■ Your goal
In the entries below, filter for the word "Videos" and copy every matching line.

■ Available data
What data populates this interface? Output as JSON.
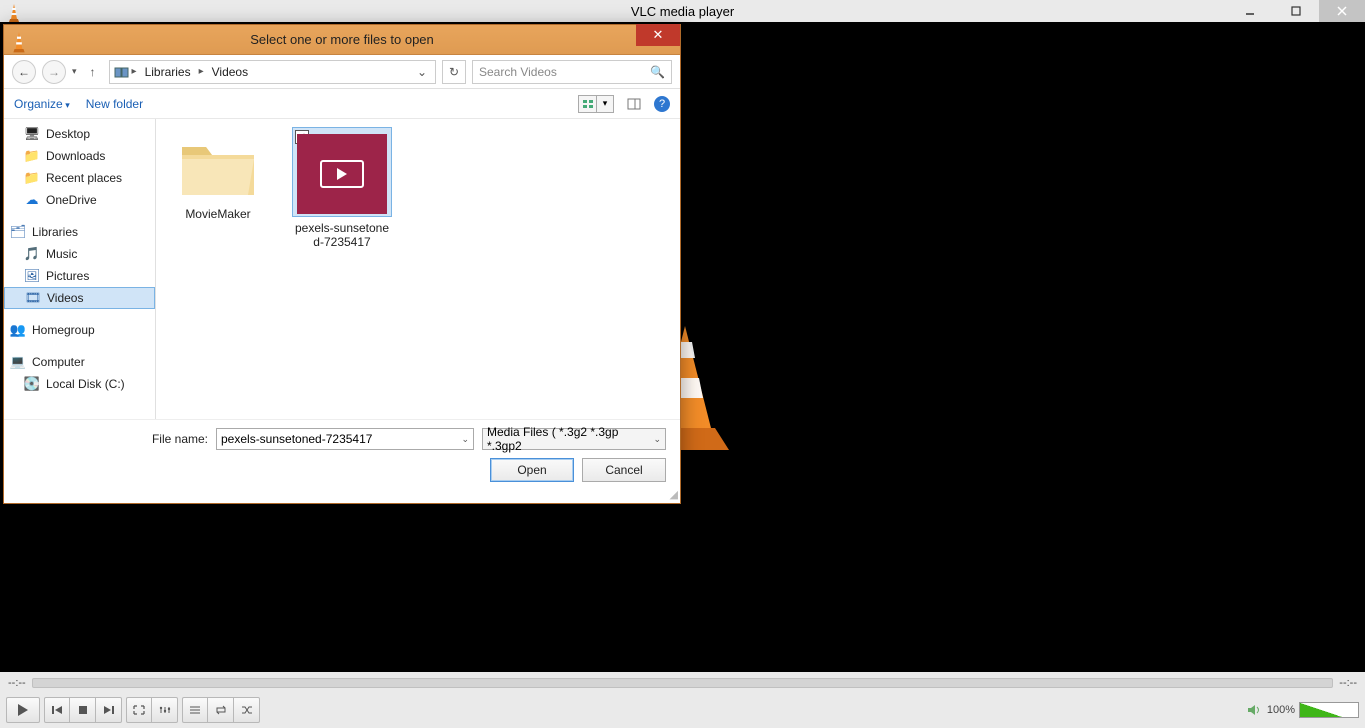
{
  "vlc": {
    "title": "VLC media player",
    "time_left": "--:--",
    "time_right": "--:--",
    "volume_pct": "100%"
  },
  "dialog": {
    "title": "Select one or more files to open",
    "breadcrumb": {
      "seg1": "Libraries",
      "seg2": "Videos"
    },
    "search_placeholder": "Search Videos",
    "toolbar": {
      "organize": "Organize",
      "new_folder": "New folder"
    },
    "tree": {
      "desktop": "Desktop",
      "downloads": "Downloads",
      "recent": "Recent places",
      "onedrive": "OneDrive",
      "libraries": "Libraries",
      "music": "Music",
      "pictures": "Pictures",
      "videos": "Videos",
      "homegroup": "Homegroup",
      "computer": "Computer",
      "local_c": "Local Disk (C:)"
    },
    "files": {
      "item1": "MovieMaker",
      "item2_l1": "pexels-sunsetone",
      "item2_l2": "d-7235417"
    },
    "filename_label": "File name:",
    "filename_value": "pexels-sunsetoned-7235417",
    "filetype_value": "Media Files ( *.3g2 *.3gp *.3gp2",
    "open": "Open",
    "cancel": "Cancel"
  }
}
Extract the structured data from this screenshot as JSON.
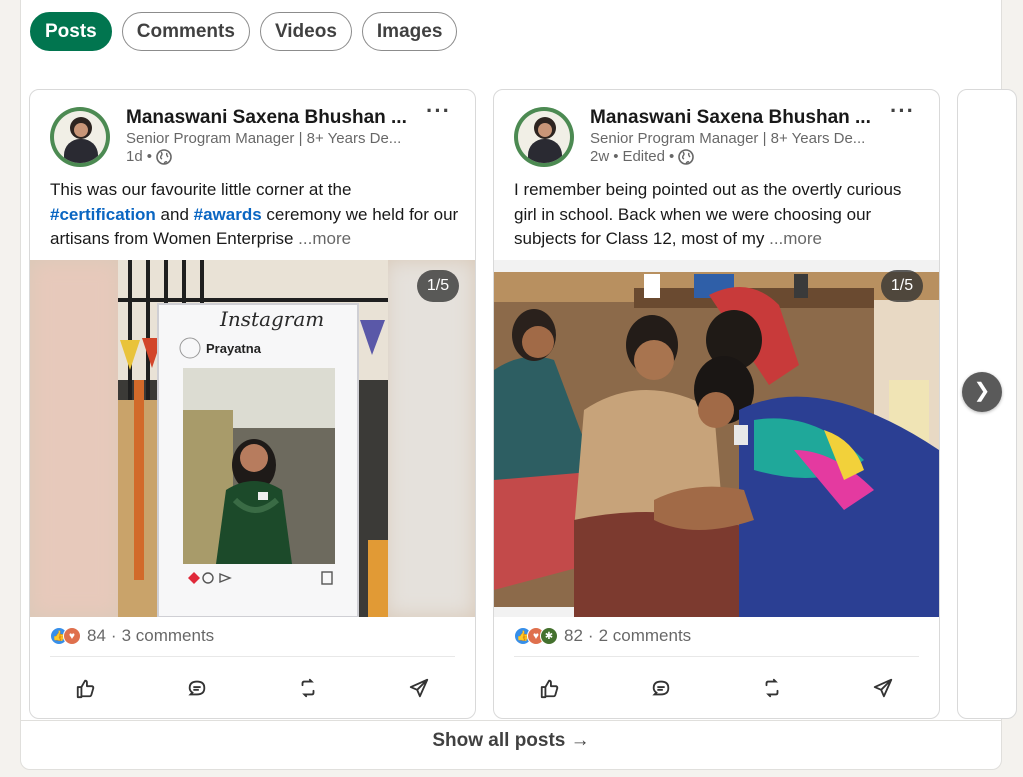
{
  "tabs": [
    {
      "label": "Posts",
      "active": true
    },
    {
      "label": "Comments",
      "active": false
    },
    {
      "label": "Videos",
      "active": false
    },
    {
      "label": "Images",
      "active": false
    }
  ],
  "posts": [
    {
      "author": "Manaswani Saxena Bhushan (She/Her)",
      "author_display": "Manaswani Saxena Bhushan ...",
      "headline": "Senior Program Manager | 8+ Years De...",
      "time": "1d",
      "edited": "",
      "text_before": "This was our favourite little corner at the ",
      "hashtag1": "#certification",
      "text_mid": " and ",
      "hashtag2": "#awards",
      "text_after": " ceremony we held for our artisans from Women Enterprise ",
      "more": "...more",
      "image_counter": "1/5",
      "instagram_label": "Instagram",
      "instagram_account": "Prayatna",
      "reaction_count": "84",
      "comments": "3 comments",
      "reaction_icons": [
        "like-icon",
        "love-icon"
      ]
    },
    {
      "author": "Manaswani Saxena Bhushan (She/Her)",
      "author_display": "Manaswani Saxena Bhushan ...",
      "headline": "Senior Program Manager | 8+ Years De...",
      "time": "2w",
      "edited": "Edited",
      "text_before": "I remember being pointed out as the overtly curious girl in school. Back when we were choosing our subjects for Class 12, most of my ",
      "more": "...more",
      "image_counter": "1/5",
      "reaction_count": "82",
      "comments": "2 comments",
      "reaction_icons": [
        "like-icon",
        "love-icon",
        "insightful-icon"
      ]
    }
  ],
  "separator": "•",
  "separator_stats": "·",
  "next_arrow": "❯",
  "footer": {
    "show_all": "Show all posts →"
  },
  "colors": {
    "accent_green": "#01754f",
    "link_blue": "#0a66c2"
  }
}
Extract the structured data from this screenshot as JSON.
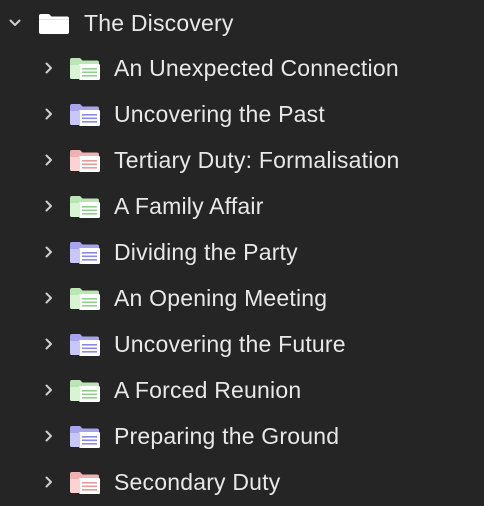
{
  "root": {
    "label": "The Discovery",
    "expanded": true,
    "icon": "folder-icon",
    "color": "#ffffff"
  },
  "items": [
    {
      "label": "An Unexpected Connection",
      "icon": "chapter-folder-icon",
      "color": "green"
    },
    {
      "label": "Uncovering the Past",
      "icon": "chapter-folder-icon",
      "color": "purple"
    },
    {
      "label": "Tertiary Duty: Formalisation",
      "icon": "chapter-folder-icon",
      "color": "pink"
    },
    {
      "label": "A Family Affair",
      "icon": "chapter-folder-icon",
      "color": "green"
    },
    {
      "label": "Dividing the Party",
      "icon": "chapter-folder-icon",
      "color": "purple"
    },
    {
      "label": "An Opening Meeting",
      "icon": "chapter-folder-icon",
      "color": "green"
    },
    {
      "label": "Uncovering the Future",
      "icon": "chapter-folder-icon",
      "color": "purple"
    },
    {
      "label": "A Forced Reunion",
      "icon": "chapter-folder-icon",
      "color": "green"
    },
    {
      "label": "Preparing the Ground",
      "icon": "chapter-folder-icon",
      "color": "purple"
    },
    {
      "label": "Secondary Duty",
      "icon": "chapter-folder-icon",
      "color": "pink"
    }
  ],
  "palette": {
    "green": {
      "back": "#b9e6b4",
      "front": "#d9f4d2",
      "lines": "#8fd08d"
    },
    "purple": {
      "back": "#a8a5ee",
      "front": "#c9c7f7",
      "lines": "#8c88e6"
    },
    "pink": {
      "back": "#efb2b2",
      "front": "#fbd3d3",
      "lines": "#e69a9a"
    }
  }
}
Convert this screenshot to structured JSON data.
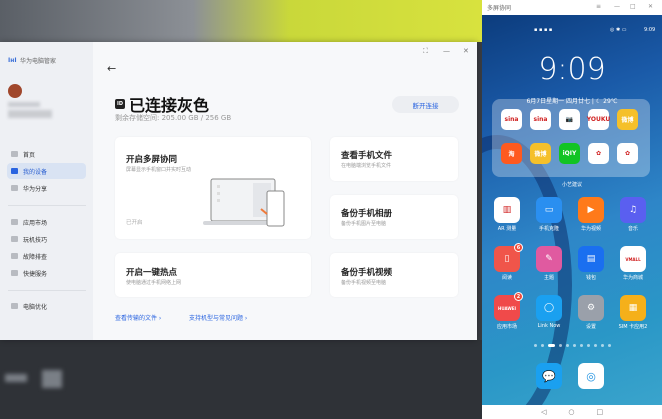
{
  "desktop_app": {
    "app_name": "华为电脑管家",
    "sidebar": {
      "items": [
        {
          "label": "首页",
          "icon": "home-icon"
        },
        {
          "label": "我的设备",
          "icon": "device-icon",
          "active": true
        },
        {
          "label": "华为分享",
          "icon": "share-icon"
        },
        {
          "label": "应用市场",
          "icon": "app-store-icon"
        },
        {
          "label": "玩机技巧",
          "icon": "tips-icon"
        },
        {
          "label": "故障排查",
          "icon": "wrench-icon"
        },
        {
          "label": "快捷服务",
          "icon": "service-icon"
        },
        {
          "label": "电脑优化",
          "icon": "optimize-icon"
        }
      ]
    },
    "header": {
      "back": "←",
      "id_badge": "ID",
      "title": "已连接灰色",
      "storage": "剩余存储空间:  205.00 GB  /  256 GB",
      "disconnect": "断开连接",
      "controls": {
        "restore": "⛶",
        "minimize": "—",
        "close": "✕"
      }
    },
    "cards": [
      {
        "title": "开启多屏协同",
        "subtitle": "屏幕显示手机窗口并实时互动",
        "status": "已开启"
      },
      {
        "title": "查看手机文件",
        "subtitle": "在电脑端浏览手机文件"
      },
      {
        "title": "备份手机相册",
        "subtitle": "备份手机图片至电脑"
      },
      {
        "title": "开启一键热点",
        "subtitle": "使电脑通过手机网络上网"
      },
      {
        "title": "备份手机视频",
        "subtitle": "备份手机视频至电脑"
      }
    ],
    "links": [
      "查看传输的文件 ›",
      "支持机型与常见问题 ›"
    ]
  },
  "phone": {
    "window_title": "多屏协同",
    "status_time": "9:09",
    "clock": "9:09",
    "date": "6月7日星期一  四月廿七",
    "weather": "☾ 29℃",
    "folder_label": "小艺建议",
    "folder_apps": [
      {
        "t": "sina",
        "c": "#ffffff"
      },
      {
        "t": "sina",
        "c": "#ffffff"
      },
      {
        "t": "📷",
        "c": "#ffffff"
      },
      {
        "t": "YOUKU",
        "c": "#ffffff"
      },
      {
        "t": "微博",
        "c": "#f5c02a"
      },
      {
        "t": "淘",
        "c": "#ff5a1f"
      },
      {
        "t": "微博",
        "c": "#f5c02a"
      },
      {
        "t": "iQIY",
        "c": "#12c424"
      },
      {
        "t": "✿",
        "c": "#ffffff"
      },
      {
        "t": "✿",
        "c": "#ffffff"
      }
    ],
    "apps": [
      {
        "label": "AR 测量",
        "color": "#ffffff",
        "glyph": "▥"
      },
      {
        "label": "手机克隆",
        "color": "#2a8ff0",
        "glyph": "▭"
      },
      {
        "label": "华为视频",
        "color": "#ff7a1a",
        "glyph": "▶"
      },
      {
        "label": "音乐",
        "color": "#5a5ff0",
        "glyph": "♫"
      },
      {
        "label": "阅读",
        "color": "#f0554a",
        "glyph": "▯",
        "badge": "6"
      },
      {
        "label": "主题",
        "color": "#e05aa0",
        "glyph": "✎"
      },
      {
        "label": "钱包",
        "color": "#1a6ff0",
        "glyph": "▤"
      },
      {
        "label": "华为商城",
        "color": "#ffffff",
        "glyph": "VMALL"
      },
      {
        "label": "应用市场",
        "color": "#f04a4a",
        "glyph": "HUAWEI",
        "badge": "2"
      },
      {
        "label": "Link Now",
        "color": "#1aa0f0",
        "glyph": "◯"
      },
      {
        "label": "设置",
        "color": "#9aa0aa",
        "glyph": "⚙"
      },
      {
        "label": "SIM 卡应用2",
        "color": "#f5b01a",
        "glyph": "▦"
      }
    ],
    "dock": [
      {
        "name": "messages",
        "color": "#1aa0f0",
        "glyph": "💬"
      },
      {
        "name": "browser",
        "color": "#ffffff",
        "glyph": "◎"
      }
    ],
    "nav": {
      "back": "◁",
      "home": "○",
      "recent": "□"
    }
  }
}
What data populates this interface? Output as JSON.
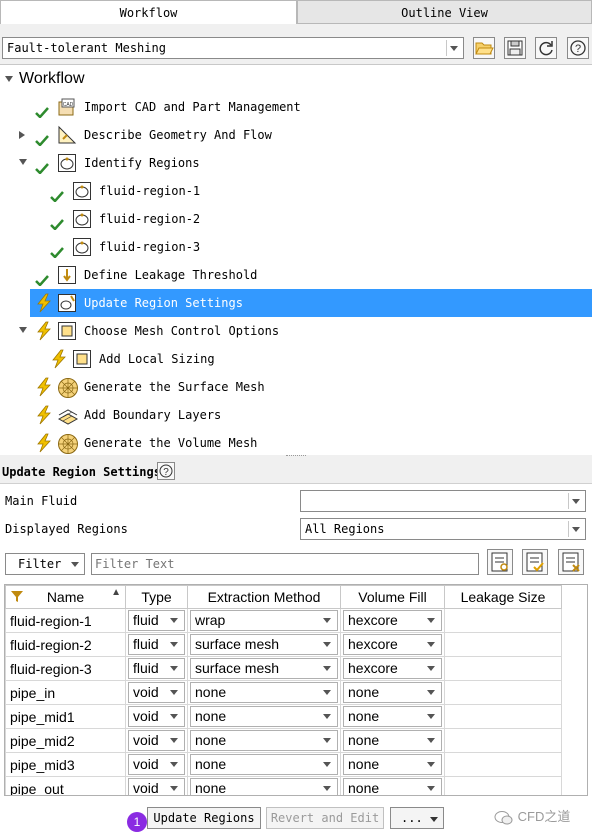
{
  "tabs": [
    {
      "label": "Workflow",
      "active": true
    },
    {
      "label": "Outline View",
      "active": false
    }
  ],
  "workflow_select": {
    "value": "Fault-tolerant Meshing"
  },
  "toolbar_icons": [
    "folder-open-icon",
    "save-icon",
    "refresh-icon",
    "help-icon"
  ],
  "tree": {
    "root_label": "Workflow",
    "items": [
      {
        "label": "Import CAD and Part Management",
        "status": "done",
        "icon": "cad-icon"
      },
      {
        "label": "Describe Geometry And Flow",
        "status": "done",
        "icon": "geometry-icon",
        "expander": "closed"
      },
      {
        "label": "Identify Regions",
        "status": "done",
        "icon": "region-icon",
        "expander": "open"
      },
      {
        "label": "fluid-region-1",
        "status": "done",
        "icon": "region-icon"
      },
      {
        "label": "fluid-region-2",
        "status": "done",
        "icon": "region-icon"
      },
      {
        "label": "fluid-region-3",
        "status": "done",
        "icon": "region-icon"
      },
      {
        "label": "Define Leakage Threshold",
        "status": "done",
        "icon": "threshold-icon"
      },
      {
        "label": "Update Region Settings",
        "status": "pending",
        "icon": "region-settings-icon",
        "selected": true
      },
      {
        "label": "Choose Mesh Control Options",
        "status": "pending",
        "icon": "mesh-control-icon",
        "expander": "open"
      },
      {
        "label": "Add Local Sizing",
        "status": "pending",
        "icon": "mesh-control-icon"
      },
      {
        "label": "Generate the Surface Mesh",
        "status": "pending",
        "icon": "sphere-mesh-icon"
      },
      {
        "label": "Add Boundary Layers",
        "status": "pending",
        "icon": "boundary-layers-icon"
      },
      {
        "label": "Generate the Volume Mesh",
        "status": "pending",
        "icon": "sphere-mesh-icon"
      }
    ]
  },
  "panel": {
    "title": "Update Region Settings",
    "main_fluid_label": "Main Fluid",
    "main_fluid_value": "",
    "displayed_regions_label": "Displayed Regions",
    "displayed_regions_value": "All Regions",
    "filter_button": "Filter",
    "filter_placeholder": "Filter Text"
  },
  "table": {
    "columns": [
      "Name",
      "Type",
      "Extraction Method",
      "Volume Fill",
      "Leakage Size"
    ],
    "rows": [
      [
        "fluid-region-1",
        "fluid",
        "wrap",
        "hexcore",
        ""
      ],
      [
        "fluid-region-2",
        "fluid",
        "surface mesh",
        "hexcore",
        ""
      ],
      [
        "fluid-region-3",
        "fluid",
        "surface mesh",
        "hexcore",
        ""
      ],
      [
        "pipe_in",
        "void",
        "none",
        "none",
        ""
      ],
      [
        "pipe_mid1",
        "void",
        "none",
        "none",
        ""
      ],
      [
        "pipe_mid2",
        "void",
        "none",
        "none",
        ""
      ],
      [
        "pipe_mid3",
        "void",
        "none",
        "none",
        ""
      ],
      [
        "pipe_out",
        "void",
        "none",
        "none",
        ""
      ]
    ]
  },
  "footer": {
    "badge": "1",
    "update_button": "Update Regions",
    "revert_button": "Revert and Edit",
    "more_button": "...",
    "watermark": "CFD之道"
  },
  "colors": {
    "selection": "#3399ff",
    "check": "#2e8b2e",
    "bolt": "#f0c000",
    "badge": "#8a2be2"
  }
}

■ Your response
      "seg2": "Videos"
    "search_placeholder": "Search Videos",
      "videos": "Videos",
      "label": "Videos",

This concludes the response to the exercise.